What is needed: In the records below, some lines contain "heading"; state the number of such lines and nothing else.

Input material:
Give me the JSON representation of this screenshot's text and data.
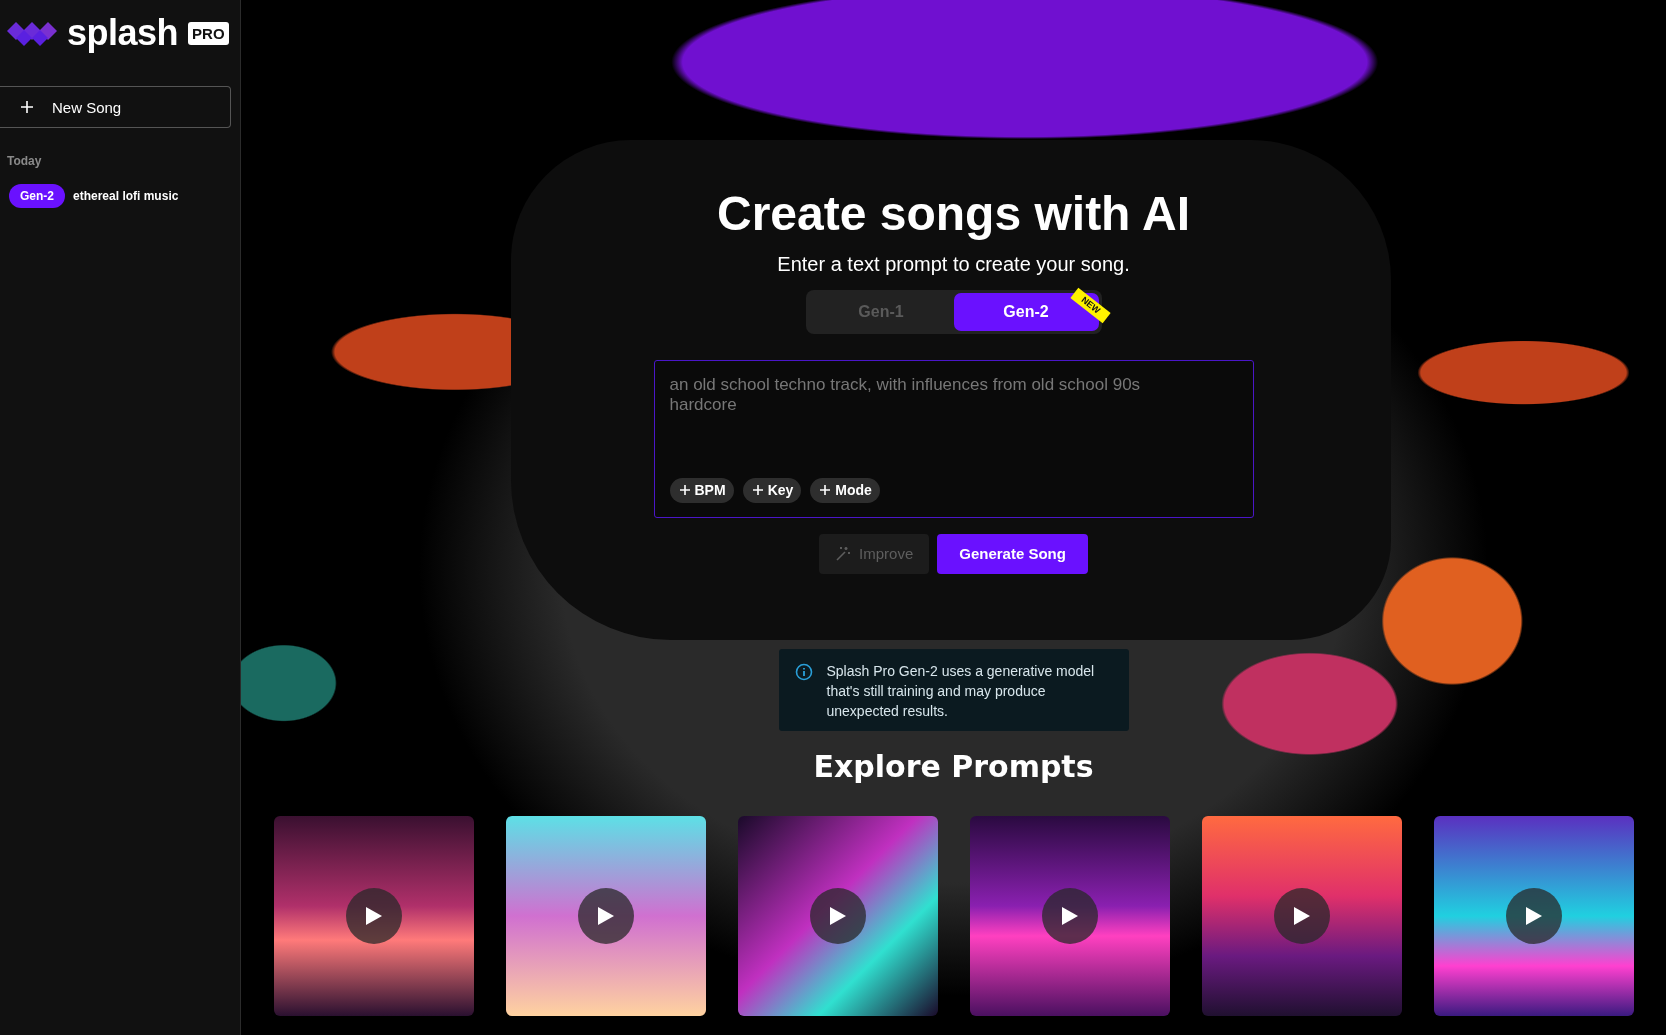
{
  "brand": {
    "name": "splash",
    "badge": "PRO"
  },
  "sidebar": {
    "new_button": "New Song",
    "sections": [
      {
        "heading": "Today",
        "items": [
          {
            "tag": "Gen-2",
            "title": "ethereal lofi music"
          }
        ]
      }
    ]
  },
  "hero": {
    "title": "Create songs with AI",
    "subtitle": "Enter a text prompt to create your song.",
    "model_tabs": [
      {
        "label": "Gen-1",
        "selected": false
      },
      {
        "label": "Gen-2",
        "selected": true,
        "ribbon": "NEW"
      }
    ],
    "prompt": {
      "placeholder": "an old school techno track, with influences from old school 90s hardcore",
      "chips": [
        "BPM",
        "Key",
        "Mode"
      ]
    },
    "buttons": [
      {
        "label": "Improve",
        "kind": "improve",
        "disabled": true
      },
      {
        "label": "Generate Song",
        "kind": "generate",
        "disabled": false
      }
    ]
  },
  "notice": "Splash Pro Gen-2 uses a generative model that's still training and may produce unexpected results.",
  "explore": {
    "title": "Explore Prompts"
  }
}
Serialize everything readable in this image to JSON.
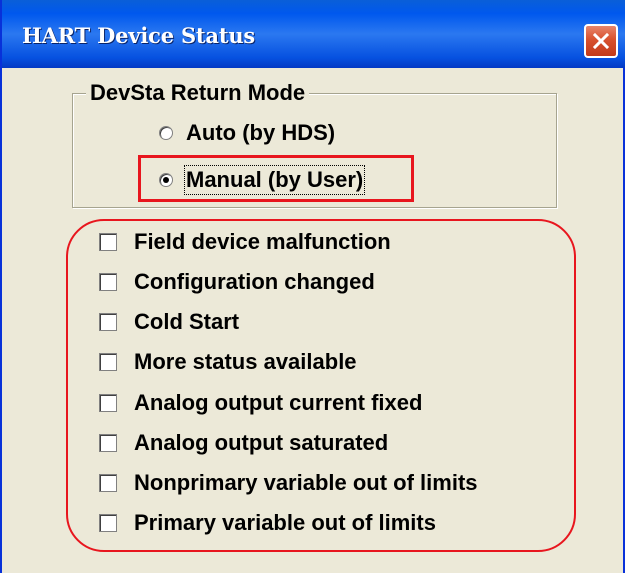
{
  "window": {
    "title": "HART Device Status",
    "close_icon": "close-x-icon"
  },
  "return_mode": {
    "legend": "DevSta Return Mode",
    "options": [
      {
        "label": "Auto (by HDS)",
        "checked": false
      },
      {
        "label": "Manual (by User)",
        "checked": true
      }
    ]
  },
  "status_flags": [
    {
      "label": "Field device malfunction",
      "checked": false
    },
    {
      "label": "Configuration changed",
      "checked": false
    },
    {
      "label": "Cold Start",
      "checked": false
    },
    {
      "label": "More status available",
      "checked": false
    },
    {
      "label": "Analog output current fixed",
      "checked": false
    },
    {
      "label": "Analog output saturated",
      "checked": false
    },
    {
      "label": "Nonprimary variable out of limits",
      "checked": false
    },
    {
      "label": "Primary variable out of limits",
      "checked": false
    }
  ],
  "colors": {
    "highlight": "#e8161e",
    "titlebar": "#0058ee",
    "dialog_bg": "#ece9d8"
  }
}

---

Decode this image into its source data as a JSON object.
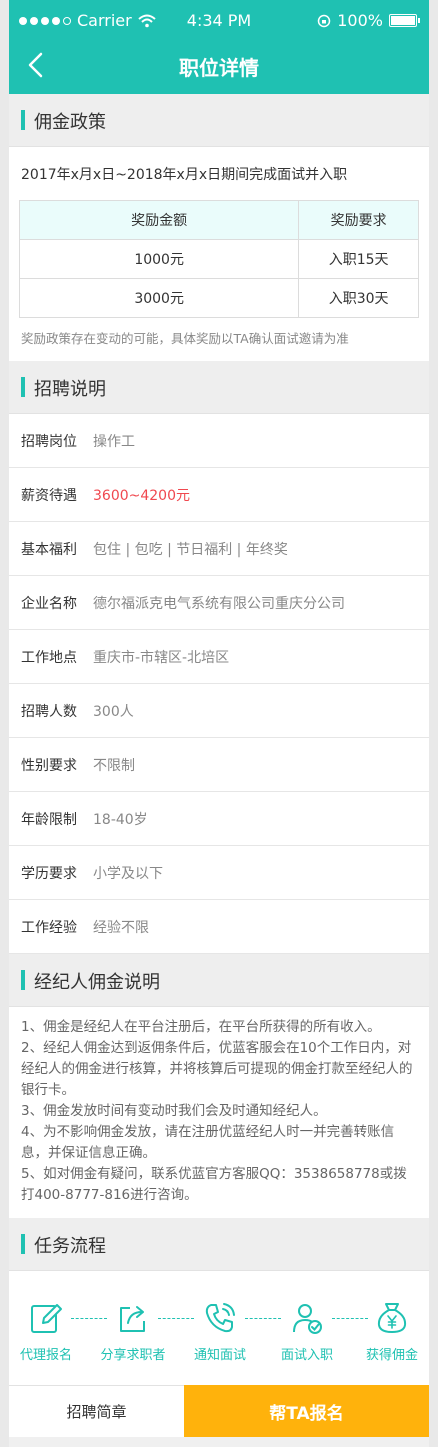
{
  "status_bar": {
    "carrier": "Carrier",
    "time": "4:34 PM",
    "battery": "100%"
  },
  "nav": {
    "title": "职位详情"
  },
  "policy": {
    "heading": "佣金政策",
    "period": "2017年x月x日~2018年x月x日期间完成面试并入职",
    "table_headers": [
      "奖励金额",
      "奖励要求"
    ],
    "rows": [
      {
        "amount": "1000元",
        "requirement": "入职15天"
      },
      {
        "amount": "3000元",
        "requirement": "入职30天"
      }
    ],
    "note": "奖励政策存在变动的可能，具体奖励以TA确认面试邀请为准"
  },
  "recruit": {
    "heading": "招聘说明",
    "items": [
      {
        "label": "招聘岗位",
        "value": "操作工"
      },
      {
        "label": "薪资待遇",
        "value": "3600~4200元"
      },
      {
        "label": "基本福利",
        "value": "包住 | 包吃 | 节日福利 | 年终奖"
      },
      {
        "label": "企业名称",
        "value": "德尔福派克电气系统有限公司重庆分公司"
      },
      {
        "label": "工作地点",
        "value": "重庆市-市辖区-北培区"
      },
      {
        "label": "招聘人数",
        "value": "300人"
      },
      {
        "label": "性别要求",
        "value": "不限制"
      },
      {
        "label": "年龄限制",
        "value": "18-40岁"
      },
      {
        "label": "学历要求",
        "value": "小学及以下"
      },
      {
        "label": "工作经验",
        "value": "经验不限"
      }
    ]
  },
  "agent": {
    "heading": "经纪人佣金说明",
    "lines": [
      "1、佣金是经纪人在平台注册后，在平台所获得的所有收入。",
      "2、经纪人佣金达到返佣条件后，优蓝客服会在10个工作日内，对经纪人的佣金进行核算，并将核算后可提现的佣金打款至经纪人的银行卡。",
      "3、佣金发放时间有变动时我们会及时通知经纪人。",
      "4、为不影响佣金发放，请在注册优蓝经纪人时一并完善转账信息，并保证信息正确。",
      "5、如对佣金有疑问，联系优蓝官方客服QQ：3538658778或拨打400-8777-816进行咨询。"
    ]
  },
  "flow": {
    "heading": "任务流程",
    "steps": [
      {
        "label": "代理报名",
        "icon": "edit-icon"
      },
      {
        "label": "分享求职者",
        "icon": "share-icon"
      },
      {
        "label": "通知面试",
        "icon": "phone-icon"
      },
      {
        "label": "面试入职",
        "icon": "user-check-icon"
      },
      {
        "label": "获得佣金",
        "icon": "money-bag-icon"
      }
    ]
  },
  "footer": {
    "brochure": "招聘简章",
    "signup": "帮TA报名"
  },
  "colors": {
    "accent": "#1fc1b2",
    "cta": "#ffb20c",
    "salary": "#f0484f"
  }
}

Exercise solution: 5